### Record set

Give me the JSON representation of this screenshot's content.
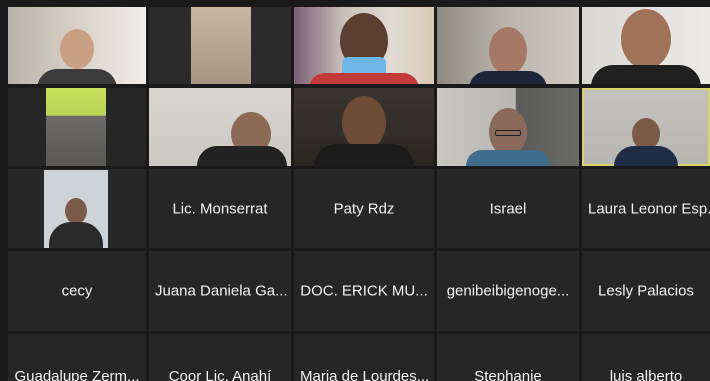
{
  "participants": [
    {
      "name": "",
      "kind": "video"
    },
    {
      "name": "",
      "kind": "video"
    },
    {
      "name": "",
      "kind": "video"
    },
    {
      "name": "",
      "kind": "video"
    },
    {
      "name": "",
      "kind": "video"
    },
    {
      "name": "",
      "kind": "video"
    },
    {
      "name": "",
      "kind": "video"
    },
    {
      "name": "",
      "kind": "video"
    },
    {
      "name": "",
      "kind": "video"
    },
    {
      "name": "",
      "kind": "video"
    },
    {
      "name": "",
      "kind": "avatar"
    },
    {
      "name": "Lic. Monserrat",
      "kind": "name"
    },
    {
      "name": "Paty Rdz",
      "kind": "name"
    },
    {
      "name": "Israel",
      "kind": "name"
    },
    {
      "name": "Laura Leonor Esp...",
      "kind": "name"
    },
    {
      "name": "cecy",
      "kind": "name"
    },
    {
      "name": "Juana Daniela Ga...",
      "kind": "name"
    },
    {
      "name": "DOC. ERICK MU...",
      "kind": "name"
    },
    {
      "name": "genibeibigenoge...",
      "kind": "name"
    },
    {
      "name": "Lesly Palacios",
      "kind": "name"
    },
    {
      "name": "Guadalupe Zerm...",
      "kind": "name"
    },
    {
      "name": "Coor Lic. Anahí",
      "kind": "name"
    },
    {
      "name": "Maria de Lourdes...",
      "kind": "name"
    },
    {
      "name": "Stephanie",
      "kind": "name"
    },
    {
      "name": "luis alberto",
      "kind": "name"
    }
  ]
}
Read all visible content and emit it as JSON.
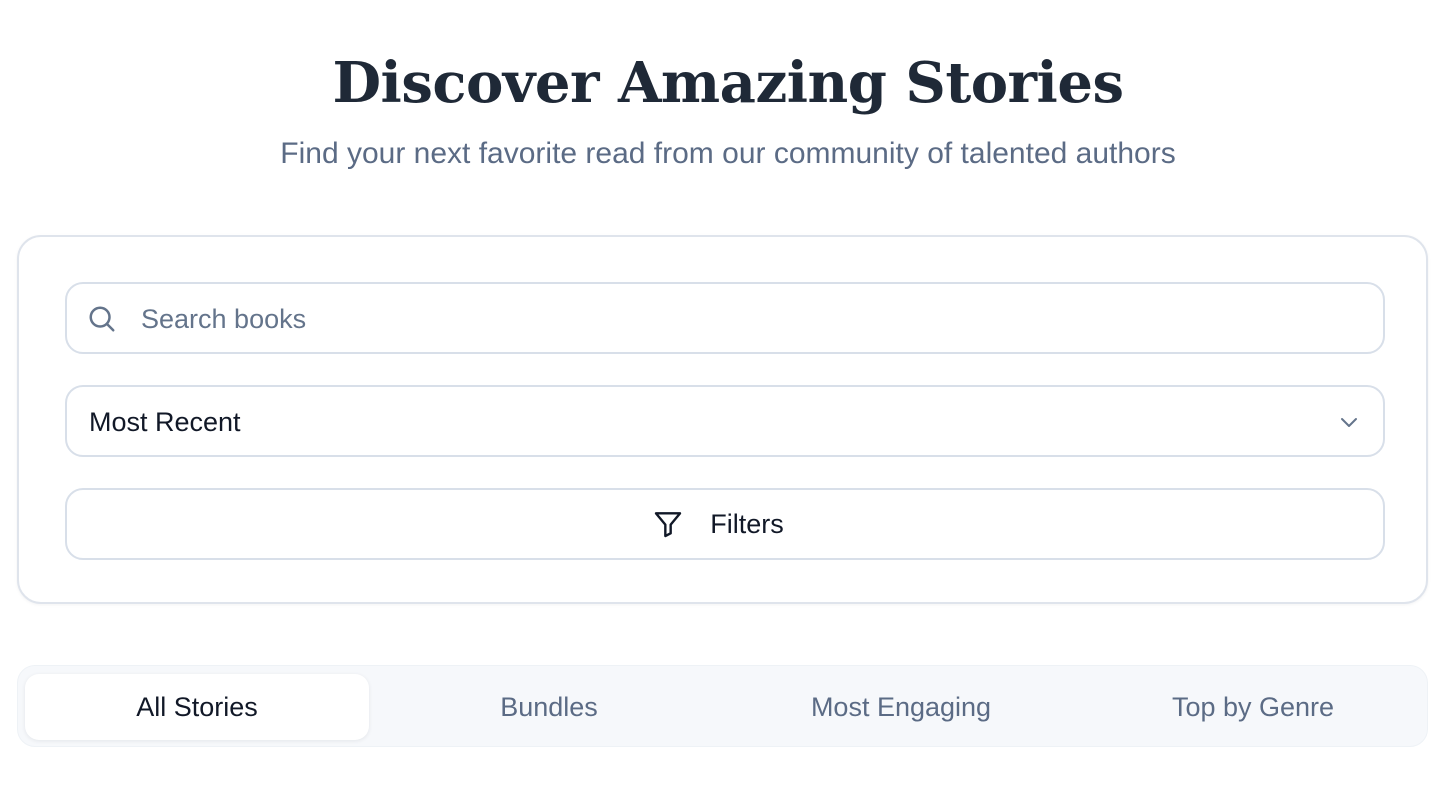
{
  "header": {
    "title": "Discover Amazing Stories",
    "subtitle": "Find your next favorite read from our community of talented authors"
  },
  "search": {
    "placeholder": "Search books",
    "value": "",
    "icon": "search-icon"
  },
  "sort": {
    "selected": "Most Recent",
    "icon": "chevron-down-icon"
  },
  "filters": {
    "label": "Filters",
    "icon": "filter-icon"
  },
  "tabs": [
    {
      "label": "All Stories",
      "active": true
    },
    {
      "label": "Bundles",
      "active": false
    },
    {
      "label": "Most Engaging",
      "active": false
    },
    {
      "label": "Top by Genre",
      "active": false
    }
  ],
  "colors": {
    "heading": "#1f2937",
    "muted_text": "#5b6b85",
    "border": "#d8dfe9",
    "tab_bar_background": "#f6f8fb",
    "active_tab_background": "#ffffff"
  }
}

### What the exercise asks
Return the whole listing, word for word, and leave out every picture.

### Reply
Give me the JSON representation of this screenshot's content.
{
  "participants": [
    {
      "name": "",
      "kind": "video"
    },
    {
      "name": "",
      "kind": "video"
    },
    {
      "name": "",
      "kind": "video"
    },
    {
      "name": "",
      "kind": "video"
    },
    {
      "name": "",
      "kind": "video"
    },
    {
      "name": "",
      "kind": "video"
    },
    {
      "name": "",
      "kind": "video"
    },
    {
      "name": "",
      "kind": "video"
    },
    {
      "name": "",
      "kind": "video"
    },
    {
      "name": "",
      "kind": "video"
    },
    {
      "name": "",
      "kind": "avatar"
    },
    {
      "name": "Lic. Monserrat",
      "kind": "name"
    },
    {
      "name": "Paty Rdz",
      "kind": "name"
    },
    {
      "name": "Israel",
      "kind": "name"
    },
    {
      "name": "Laura Leonor Esp...",
      "kind": "name"
    },
    {
      "name": "cecy",
      "kind": "name"
    },
    {
      "name": "Juana Daniela Ga...",
      "kind": "name"
    },
    {
      "name": "DOC. ERICK MU...",
      "kind": "name"
    },
    {
      "name": "genibeibigenoge...",
      "kind": "name"
    },
    {
      "name": "Lesly Palacios",
      "kind": "name"
    },
    {
      "name": "Guadalupe Zerm...",
      "kind": "name"
    },
    {
      "name": "Coor Lic. Anahí",
      "kind": "name"
    },
    {
      "name": "Maria de Lourdes...",
      "kind": "name"
    },
    {
      "name": "Stephanie",
      "kind": "name"
    },
    {
      "name": "luis alberto",
      "kind": "name"
    }
  ]
}
Read all visible content and emit it as JSON.
{
  "header": {
    "title": "Discover Amazing Stories",
    "subtitle": "Find your next favorite read from our community of talented authors"
  },
  "search": {
    "placeholder": "Search books",
    "value": "",
    "icon": "search-icon"
  },
  "sort": {
    "selected": "Most Recent",
    "icon": "chevron-down-icon"
  },
  "filters": {
    "label": "Filters",
    "icon": "filter-icon"
  },
  "tabs": [
    {
      "label": "All Stories",
      "active": true
    },
    {
      "label": "Bundles",
      "active": false
    },
    {
      "label": "Most Engaging",
      "active": false
    },
    {
      "label": "Top by Genre",
      "active": false
    }
  ],
  "colors": {
    "heading": "#1f2937",
    "muted_text": "#5b6b85",
    "border": "#d8dfe9",
    "tab_bar_background": "#f6f8fb",
    "active_tab_background": "#ffffff"
  }
}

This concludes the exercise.